‘Progressive’ taxation

 

Sir, – The word “progressive” looks unmistakably positive, not least because it contains as its root “progress” – which is a good thing, by definition.

In the context of taxation, though, it simply means that the rate applied increases in tandem with the sum being taxed.

Thus the most extreme arrangement isn’t necessarily the optimal one.

Being exceptionally progressive in this sense can act as a disincentive to higher earners to do more work than necessary, for instance.

One might wonder at how hard it can be to engage the services of some professionals out of hours, at general practitioners’ reluctance to work weekends or at various high-earners choosing to work half-time and even take unpaid leave during school holidays.
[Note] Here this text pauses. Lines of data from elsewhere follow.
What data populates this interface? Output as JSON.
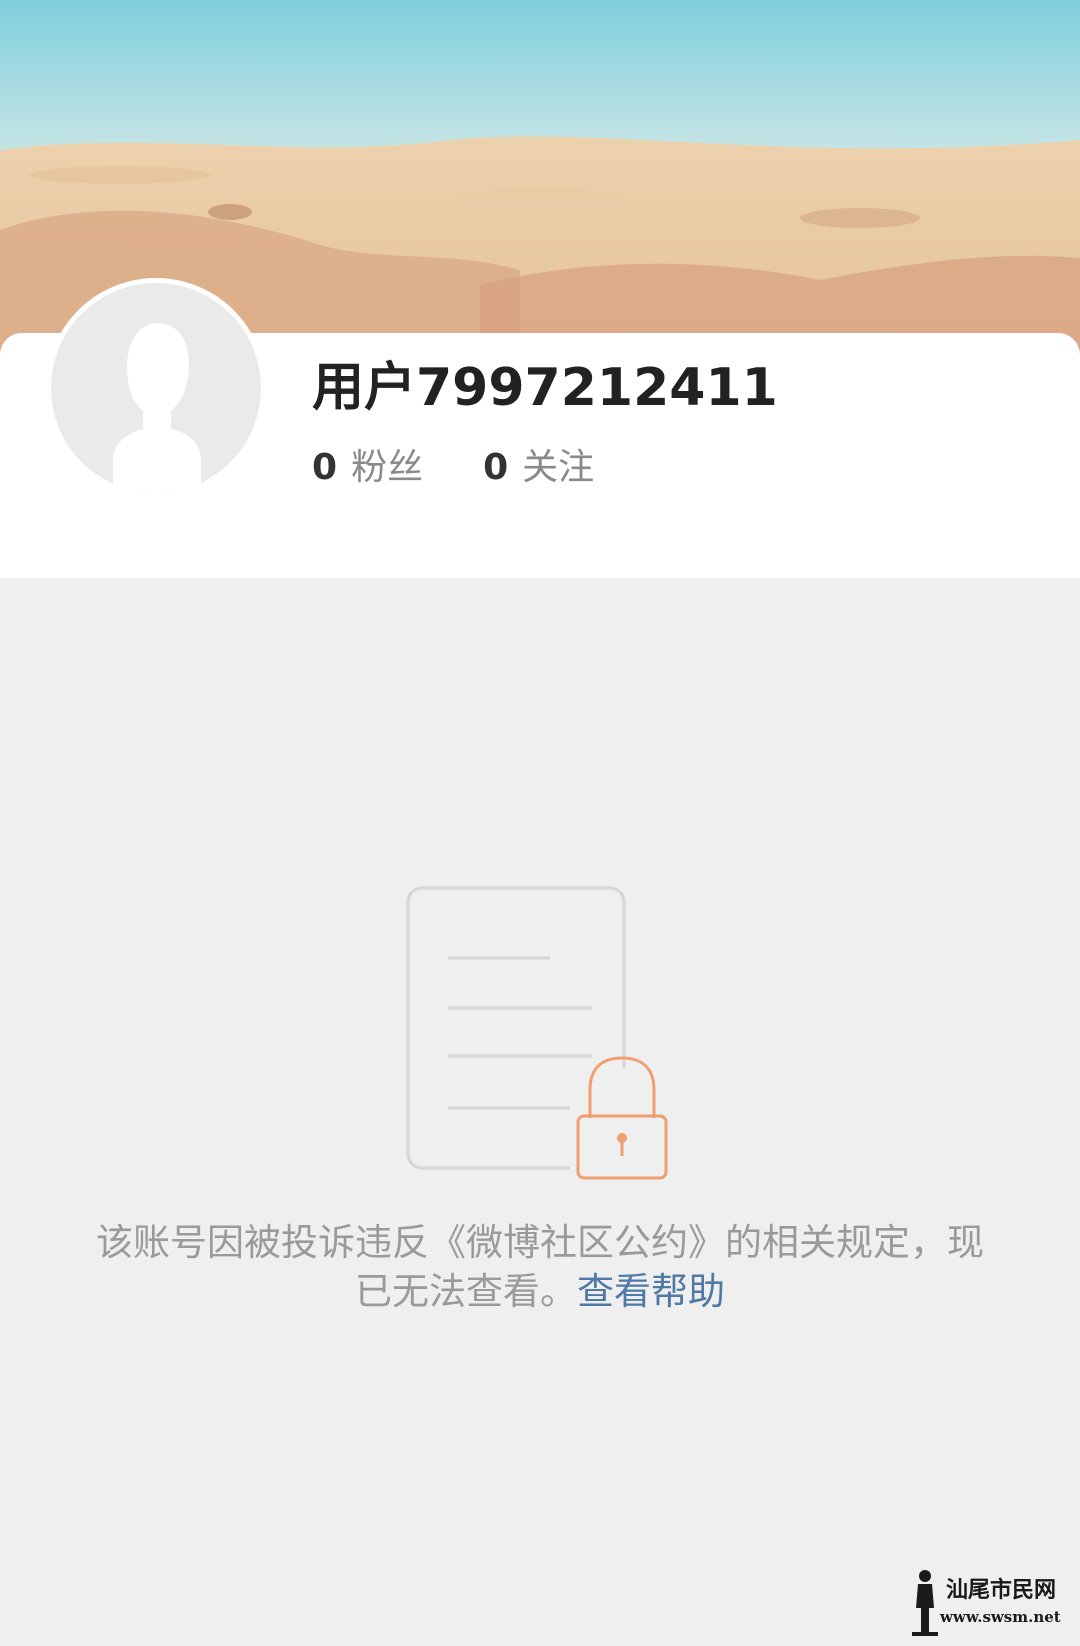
{
  "profile": {
    "username": "用户7997212411",
    "stats": [
      {
        "count": "0",
        "label": "粉丝"
      },
      {
        "count": "0",
        "label": "关注"
      }
    ]
  },
  "blocked": {
    "message": "该账号因被投诉违反《微博社区公约》的相关规定，现已无法查看。",
    "help_link": "查看帮助"
  },
  "watermark": {
    "site_name": "汕尾市民网",
    "url": "www.swsm.net"
  },
  "colors": {
    "background": "#efefef",
    "card": "#ffffff",
    "link": "#4f79a6",
    "lock_accent": "#f0a070",
    "muted_text": "#9a9a9a"
  },
  "icons": {
    "avatar": "default-avatar-silhouette",
    "illustration": "document-lock-icon"
  }
}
Due to the nature of our tax system, such choices have very little effect on the real earnings of individuals, but will significantly increase free time.

They also worsen waiting lists, medical and, presumably, otherwise.
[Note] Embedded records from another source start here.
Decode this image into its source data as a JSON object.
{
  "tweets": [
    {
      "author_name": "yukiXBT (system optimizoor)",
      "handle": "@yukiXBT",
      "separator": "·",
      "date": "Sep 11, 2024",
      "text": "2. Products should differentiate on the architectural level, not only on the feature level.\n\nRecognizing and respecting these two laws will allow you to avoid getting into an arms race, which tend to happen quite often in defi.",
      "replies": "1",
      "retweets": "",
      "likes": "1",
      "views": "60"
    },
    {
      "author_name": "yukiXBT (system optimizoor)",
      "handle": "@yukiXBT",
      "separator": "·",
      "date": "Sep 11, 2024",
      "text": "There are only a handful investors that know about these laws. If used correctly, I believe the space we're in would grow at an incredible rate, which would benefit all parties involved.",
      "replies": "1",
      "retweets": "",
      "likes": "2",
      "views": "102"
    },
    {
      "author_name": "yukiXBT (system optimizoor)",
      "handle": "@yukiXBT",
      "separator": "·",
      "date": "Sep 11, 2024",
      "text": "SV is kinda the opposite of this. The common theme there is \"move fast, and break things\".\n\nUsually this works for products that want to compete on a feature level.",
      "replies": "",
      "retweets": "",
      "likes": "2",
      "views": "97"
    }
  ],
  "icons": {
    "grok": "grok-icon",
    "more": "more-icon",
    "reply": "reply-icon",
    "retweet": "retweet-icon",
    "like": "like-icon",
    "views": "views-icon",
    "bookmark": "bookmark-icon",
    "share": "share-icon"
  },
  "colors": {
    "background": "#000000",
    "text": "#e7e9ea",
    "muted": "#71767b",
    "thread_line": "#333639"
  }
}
Perhaps it’s worth bearing in mind that intractable diseases can also be described as “progressive”. – Yours, etc,

BRIAN

O’BRIEN,

Kinsale,

Co Cork.